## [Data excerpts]
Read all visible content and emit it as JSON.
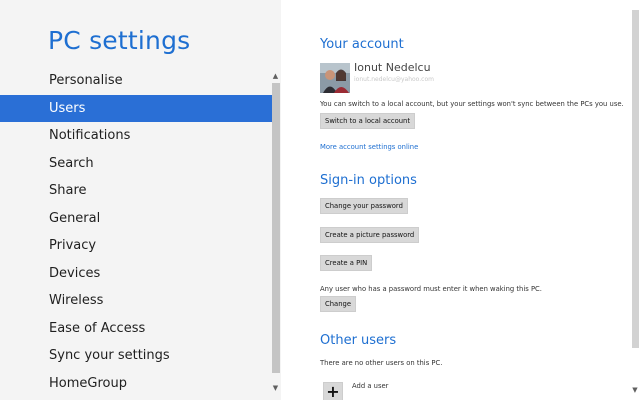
{
  "app": {
    "title": "PC settings"
  },
  "nav": {
    "items": [
      {
        "label": "Personalise",
        "selected": false
      },
      {
        "label": "Users",
        "selected": true
      },
      {
        "label": "Notifications",
        "selected": false
      },
      {
        "label": "Search",
        "selected": false
      },
      {
        "label": "Share",
        "selected": false
      },
      {
        "label": "General",
        "selected": false
      },
      {
        "label": "Privacy",
        "selected": false
      },
      {
        "label": "Devices",
        "selected": false
      },
      {
        "label": "Wireless",
        "selected": false
      },
      {
        "label": "Ease of Access",
        "selected": false
      },
      {
        "label": "Sync your settings",
        "selected": false
      },
      {
        "label": "HomeGroup",
        "selected": false
      }
    ]
  },
  "account": {
    "heading": "Your account",
    "user_name": "Ionut Nedelcu",
    "user_email": "ionut.nedelcu@yahoo.com",
    "local_notice": "You can switch to a local account, but your settings won't sync between the PCs you use.",
    "switch_button": "Switch to a local account",
    "more_link": "More account settings online"
  },
  "signin": {
    "heading": "Sign-in options",
    "change_password_button": "Change your password",
    "picture_password_button": "Create a picture password",
    "pin_button": "Create a PIN",
    "wake_notice": "Any user who has a password must enter it when waking this PC.",
    "change_button": "Change"
  },
  "other_users": {
    "heading": "Other users",
    "notice": "There are no other users on this PC.",
    "add_label": "Add a user"
  },
  "icons": {
    "scroll_up": "triangle-up-icon",
    "scroll_down": "triangle-down-icon",
    "add": "plus-icon"
  },
  "colors": {
    "accent": "#1e6fd1",
    "selected_bg": "#2a6fd6",
    "left_pane_bg": "#f4f4f4",
    "button_bg": "#d8d8d8"
  }
}
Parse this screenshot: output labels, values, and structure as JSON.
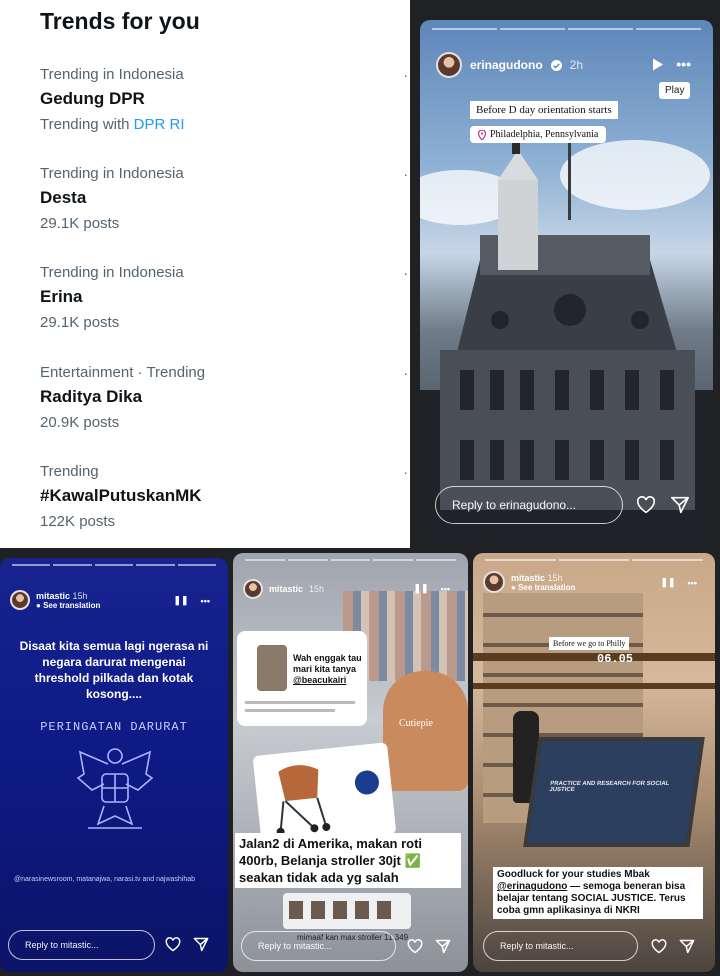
{
  "trends": {
    "title": "Trends for you",
    "items": [
      {
        "meta": "Trending in Indonesia",
        "name": "Gedung DPR",
        "sub_prefix": "Trending with",
        "sub_link": "DPR RI",
        "posts": ""
      },
      {
        "meta": "Trending in Indonesia",
        "name": "Desta",
        "posts": "29.1K posts"
      },
      {
        "meta": "Trending in Indonesia",
        "name": "Erina",
        "posts": "29.1K posts"
      },
      {
        "meta": "Entertainment · Trending",
        "name": "Raditya Dika",
        "posts": "20.9K posts"
      },
      {
        "meta": "Trending",
        "name": "#KawalPutuskanMK",
        "posts": "122K posts"
      }
    ],
    "more_glyph": "·"
  },
  "story1": {
    "username": "erinagudono",
    "time": "2h",
    "play_tooltip": "Play",
    "caption": "Before D day orientation starts",
    "location": "Philadelphia, Pennsylvania",
    "reply_placeholder": "Reply to erinagudono...",
    "more_glyph": "•••"
  },
  "story2": {
    "username": "mitastic",
    "time": "15h",
    "see_translation": "See translation",
    "text": "Disaat kita semua lagi ngerasa ni negara darurat mengenai threshold pilkada dan kotak kosong....",
    "warning": "PERINGATAN DARURAT",
    "credit": "@narasinewsroom, matanajwa, narasi.tv and najwashihab",
    "reply_placeholder": "Reply to mitastic...",
    "pause_glyph": "❚❚",
    "more_glyph": "•••"
  },
  "story3": {
    "username": "mitastic",
    "time": "15h",
    "chat_text": "Wah enggak tau mari kita tanya",
    "chat_mention": "@beacukairi",
    "sticker": "Cutiepie",
    "caption": "Jalan2 di Amerika, makan roti 400rb, Belanja stroller 30jt ✅ seakan tidak ada yg salah",
    "footer_text": "mimaaf kan max stroller",
    "footer_price": "11.349",
    "reply_placeholder": "Reply to mitastic...",
    "pause_glyph": "❚❚",
    "more_glyph": "•••"
  },
  "story4": {
    "username": "mitastic",
    "time": "15h",
    "see_translation": "See translation",
    "note": "Before we go to Philly",
    "clock": "06.05",
    "caption_prefix": "Goodluck for your studies Mbak",
    "mention": "@erinagudono",
    "caption_suffix": "— semoga beneran bisa belajar tentang SOCIAL JUSTICE. Terus coba gmn aplikasinya di NKRI",
    "laptop_text": "PRACTICE AND RESEARCH FOR SOCIAL JUSTICE",
    "reply_placeholder": "Reply to mitastic...",
    "pause_glyph": "❚❚",
    "more_glyph": "•••"
  }
}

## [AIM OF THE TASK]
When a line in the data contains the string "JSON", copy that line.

## [RESULT OF THE TASK]
Read all visible content and emit it as JSON.
Parse this screenshot: output labels, values, and structure as JSON.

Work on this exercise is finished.